WASHINGTON — U.S. consumers barely increased their spending in July as their income grew more slowly, held back in part by steep government spending cuts that reduced federal workers' salaries. The tepid gains suggest economic growth is off to a weak start in the July-September quarter.
The Commerce Department said Friday that consumer spending rose just 0.1 percent in July from the previous month. That's slower than June's 0.6 percent increase. Consumers cut their spending on long-lasting manufactured goods, such as cars and appliances. Spending on services was unchanged.
Income rose 0.1 percent in July following a 0.3 percent June gain. Overall wages and salaries tumbled $21.8 billion from June — a third of the decline came from furloughs of federal workers.

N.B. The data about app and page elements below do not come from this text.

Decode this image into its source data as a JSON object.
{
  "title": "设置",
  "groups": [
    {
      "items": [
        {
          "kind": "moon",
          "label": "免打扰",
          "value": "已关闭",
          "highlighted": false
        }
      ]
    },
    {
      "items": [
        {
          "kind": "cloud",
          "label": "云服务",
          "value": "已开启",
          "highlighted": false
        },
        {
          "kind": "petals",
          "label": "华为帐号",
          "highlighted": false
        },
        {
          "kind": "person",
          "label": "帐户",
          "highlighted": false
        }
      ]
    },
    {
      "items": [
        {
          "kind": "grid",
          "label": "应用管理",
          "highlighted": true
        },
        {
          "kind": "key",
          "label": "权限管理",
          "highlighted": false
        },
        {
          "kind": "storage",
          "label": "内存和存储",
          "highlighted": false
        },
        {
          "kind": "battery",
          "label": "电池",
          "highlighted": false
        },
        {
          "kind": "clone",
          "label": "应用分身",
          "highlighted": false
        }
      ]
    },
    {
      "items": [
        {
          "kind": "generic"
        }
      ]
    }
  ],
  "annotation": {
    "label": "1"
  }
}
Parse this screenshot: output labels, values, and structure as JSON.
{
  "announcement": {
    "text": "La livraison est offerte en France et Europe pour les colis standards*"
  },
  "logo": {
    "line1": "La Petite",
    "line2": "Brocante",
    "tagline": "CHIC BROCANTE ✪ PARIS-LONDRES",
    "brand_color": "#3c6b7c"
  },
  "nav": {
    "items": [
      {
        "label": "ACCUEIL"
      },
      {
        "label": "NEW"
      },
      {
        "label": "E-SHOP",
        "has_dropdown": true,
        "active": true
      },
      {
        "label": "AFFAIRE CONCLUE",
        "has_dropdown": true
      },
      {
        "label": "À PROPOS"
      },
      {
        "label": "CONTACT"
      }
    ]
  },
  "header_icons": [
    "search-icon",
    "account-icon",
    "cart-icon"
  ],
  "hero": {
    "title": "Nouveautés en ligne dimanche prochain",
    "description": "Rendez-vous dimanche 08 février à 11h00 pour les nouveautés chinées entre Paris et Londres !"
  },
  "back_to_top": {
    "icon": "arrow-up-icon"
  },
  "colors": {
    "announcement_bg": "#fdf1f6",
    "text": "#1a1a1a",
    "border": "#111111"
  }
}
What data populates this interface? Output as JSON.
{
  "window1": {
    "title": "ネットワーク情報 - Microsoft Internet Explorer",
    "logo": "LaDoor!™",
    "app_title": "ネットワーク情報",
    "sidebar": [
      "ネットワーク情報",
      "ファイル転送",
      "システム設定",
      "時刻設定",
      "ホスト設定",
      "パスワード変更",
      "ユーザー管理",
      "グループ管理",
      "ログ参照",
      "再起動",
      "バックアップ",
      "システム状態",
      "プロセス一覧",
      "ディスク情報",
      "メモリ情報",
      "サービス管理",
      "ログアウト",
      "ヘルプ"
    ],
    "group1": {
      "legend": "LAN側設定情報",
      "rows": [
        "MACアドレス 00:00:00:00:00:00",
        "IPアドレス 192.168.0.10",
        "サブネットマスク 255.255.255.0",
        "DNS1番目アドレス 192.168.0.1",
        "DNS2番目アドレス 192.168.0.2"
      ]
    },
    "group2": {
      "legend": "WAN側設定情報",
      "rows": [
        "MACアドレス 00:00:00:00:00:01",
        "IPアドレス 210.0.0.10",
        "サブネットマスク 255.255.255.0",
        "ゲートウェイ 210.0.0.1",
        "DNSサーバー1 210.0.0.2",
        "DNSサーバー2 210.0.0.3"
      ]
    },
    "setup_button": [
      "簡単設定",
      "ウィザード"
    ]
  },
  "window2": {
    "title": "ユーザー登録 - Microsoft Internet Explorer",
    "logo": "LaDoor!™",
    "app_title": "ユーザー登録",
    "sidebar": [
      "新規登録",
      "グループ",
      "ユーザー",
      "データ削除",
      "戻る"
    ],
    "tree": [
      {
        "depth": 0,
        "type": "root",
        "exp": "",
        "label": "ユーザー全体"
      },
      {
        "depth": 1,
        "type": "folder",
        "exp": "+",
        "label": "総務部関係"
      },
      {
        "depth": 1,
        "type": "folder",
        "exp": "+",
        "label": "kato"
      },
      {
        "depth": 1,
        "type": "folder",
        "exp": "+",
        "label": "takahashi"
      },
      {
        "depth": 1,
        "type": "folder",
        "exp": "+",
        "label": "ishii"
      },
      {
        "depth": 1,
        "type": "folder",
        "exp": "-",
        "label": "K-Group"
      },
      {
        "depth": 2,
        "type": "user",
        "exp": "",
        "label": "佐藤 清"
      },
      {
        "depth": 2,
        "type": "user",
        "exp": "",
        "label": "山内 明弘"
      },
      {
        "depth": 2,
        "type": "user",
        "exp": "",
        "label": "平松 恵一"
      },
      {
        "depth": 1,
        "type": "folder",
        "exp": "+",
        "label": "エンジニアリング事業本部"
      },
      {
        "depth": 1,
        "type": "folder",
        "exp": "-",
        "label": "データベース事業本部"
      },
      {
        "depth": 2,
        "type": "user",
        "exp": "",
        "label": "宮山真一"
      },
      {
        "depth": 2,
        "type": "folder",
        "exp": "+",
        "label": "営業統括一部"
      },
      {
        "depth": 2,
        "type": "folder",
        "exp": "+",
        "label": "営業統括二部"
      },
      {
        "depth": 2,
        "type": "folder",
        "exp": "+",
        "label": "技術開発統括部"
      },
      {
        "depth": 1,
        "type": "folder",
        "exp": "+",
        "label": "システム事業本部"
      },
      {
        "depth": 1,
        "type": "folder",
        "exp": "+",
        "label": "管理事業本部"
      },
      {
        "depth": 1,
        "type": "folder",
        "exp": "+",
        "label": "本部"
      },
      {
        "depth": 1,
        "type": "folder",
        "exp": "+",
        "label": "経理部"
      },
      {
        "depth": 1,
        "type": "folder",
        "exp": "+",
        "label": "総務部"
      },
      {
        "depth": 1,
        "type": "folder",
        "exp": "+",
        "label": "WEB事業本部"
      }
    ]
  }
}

"This is a disappointing report on a number of levels," said James Marple, senior economist at TD Economics. "Prospects for a pickup in economic growth in the third quarter hinge on a broad-based acceleration in spending by households and business to offset the ongoing drag from government. The data for the first month of the quarter are not following this script."